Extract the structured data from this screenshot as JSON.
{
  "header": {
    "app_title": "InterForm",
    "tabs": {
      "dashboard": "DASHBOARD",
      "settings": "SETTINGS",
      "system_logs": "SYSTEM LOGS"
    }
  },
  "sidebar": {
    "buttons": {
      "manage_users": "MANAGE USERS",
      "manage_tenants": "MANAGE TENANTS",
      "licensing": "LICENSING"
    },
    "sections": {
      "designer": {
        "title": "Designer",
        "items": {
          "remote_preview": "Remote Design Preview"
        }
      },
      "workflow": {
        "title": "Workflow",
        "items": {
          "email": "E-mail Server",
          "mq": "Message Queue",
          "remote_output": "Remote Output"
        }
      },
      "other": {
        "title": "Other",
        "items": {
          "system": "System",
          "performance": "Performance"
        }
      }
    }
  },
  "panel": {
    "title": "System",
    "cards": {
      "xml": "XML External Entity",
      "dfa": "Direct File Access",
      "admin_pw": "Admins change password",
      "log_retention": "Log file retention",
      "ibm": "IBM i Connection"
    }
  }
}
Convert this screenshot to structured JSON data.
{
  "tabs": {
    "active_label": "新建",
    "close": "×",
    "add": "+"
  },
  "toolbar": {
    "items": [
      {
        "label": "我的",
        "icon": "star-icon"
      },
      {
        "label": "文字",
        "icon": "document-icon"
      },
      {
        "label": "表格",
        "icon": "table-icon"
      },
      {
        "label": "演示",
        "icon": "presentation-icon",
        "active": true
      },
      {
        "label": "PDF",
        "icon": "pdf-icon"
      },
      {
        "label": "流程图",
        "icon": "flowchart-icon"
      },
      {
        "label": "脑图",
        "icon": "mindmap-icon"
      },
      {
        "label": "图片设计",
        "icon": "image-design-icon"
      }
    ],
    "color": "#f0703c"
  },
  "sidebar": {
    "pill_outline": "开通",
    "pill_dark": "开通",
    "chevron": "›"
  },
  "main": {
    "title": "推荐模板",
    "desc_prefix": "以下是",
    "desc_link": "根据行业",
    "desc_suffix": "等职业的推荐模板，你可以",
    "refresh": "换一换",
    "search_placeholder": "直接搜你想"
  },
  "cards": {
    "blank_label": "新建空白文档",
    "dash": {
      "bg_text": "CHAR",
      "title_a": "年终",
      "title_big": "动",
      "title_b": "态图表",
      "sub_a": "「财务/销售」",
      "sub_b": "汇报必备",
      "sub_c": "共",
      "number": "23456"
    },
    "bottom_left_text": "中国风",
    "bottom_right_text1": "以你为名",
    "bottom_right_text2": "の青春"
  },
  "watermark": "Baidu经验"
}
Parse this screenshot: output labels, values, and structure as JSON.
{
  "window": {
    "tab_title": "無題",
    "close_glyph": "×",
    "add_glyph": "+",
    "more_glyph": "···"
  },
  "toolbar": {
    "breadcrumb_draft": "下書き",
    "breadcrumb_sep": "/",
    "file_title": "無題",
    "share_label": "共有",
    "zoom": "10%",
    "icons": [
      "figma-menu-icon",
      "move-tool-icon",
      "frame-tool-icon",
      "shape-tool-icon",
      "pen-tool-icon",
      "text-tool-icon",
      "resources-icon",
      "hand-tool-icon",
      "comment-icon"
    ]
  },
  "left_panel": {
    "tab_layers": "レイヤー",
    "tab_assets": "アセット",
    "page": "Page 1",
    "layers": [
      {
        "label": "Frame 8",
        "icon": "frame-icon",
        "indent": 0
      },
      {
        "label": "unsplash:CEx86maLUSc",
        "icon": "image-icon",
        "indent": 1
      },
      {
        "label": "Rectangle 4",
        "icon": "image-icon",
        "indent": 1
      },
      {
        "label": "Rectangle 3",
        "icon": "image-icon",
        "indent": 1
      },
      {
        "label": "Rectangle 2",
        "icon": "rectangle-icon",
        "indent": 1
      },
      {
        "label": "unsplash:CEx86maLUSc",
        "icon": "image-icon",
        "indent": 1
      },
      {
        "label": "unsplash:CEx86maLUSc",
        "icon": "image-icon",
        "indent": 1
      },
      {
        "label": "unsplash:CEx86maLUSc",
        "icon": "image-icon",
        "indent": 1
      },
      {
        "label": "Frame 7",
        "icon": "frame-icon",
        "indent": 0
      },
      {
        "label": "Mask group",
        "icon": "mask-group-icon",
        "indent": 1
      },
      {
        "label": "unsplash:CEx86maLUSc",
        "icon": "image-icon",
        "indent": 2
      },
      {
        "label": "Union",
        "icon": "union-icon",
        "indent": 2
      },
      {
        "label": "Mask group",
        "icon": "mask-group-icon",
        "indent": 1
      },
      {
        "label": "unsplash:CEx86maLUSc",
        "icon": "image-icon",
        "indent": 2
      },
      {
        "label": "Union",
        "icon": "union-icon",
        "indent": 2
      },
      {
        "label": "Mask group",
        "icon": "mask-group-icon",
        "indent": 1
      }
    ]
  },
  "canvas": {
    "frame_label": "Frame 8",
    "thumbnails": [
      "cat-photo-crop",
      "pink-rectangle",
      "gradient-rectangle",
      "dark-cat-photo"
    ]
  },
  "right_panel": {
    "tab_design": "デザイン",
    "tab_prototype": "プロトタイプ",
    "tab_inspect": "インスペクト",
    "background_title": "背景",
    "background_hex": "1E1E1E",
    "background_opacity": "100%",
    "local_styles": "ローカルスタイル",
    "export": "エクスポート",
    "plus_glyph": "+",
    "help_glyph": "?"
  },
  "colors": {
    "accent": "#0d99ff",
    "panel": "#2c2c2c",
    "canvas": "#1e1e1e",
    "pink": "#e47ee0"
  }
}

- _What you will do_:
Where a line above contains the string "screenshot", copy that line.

- _Response for this exercise_:
Extract the structured data from this screenshot as JSON.
Convert this screenshot to structured JSON data.
Parse this screenshot: output labels, values, and structure as JSON.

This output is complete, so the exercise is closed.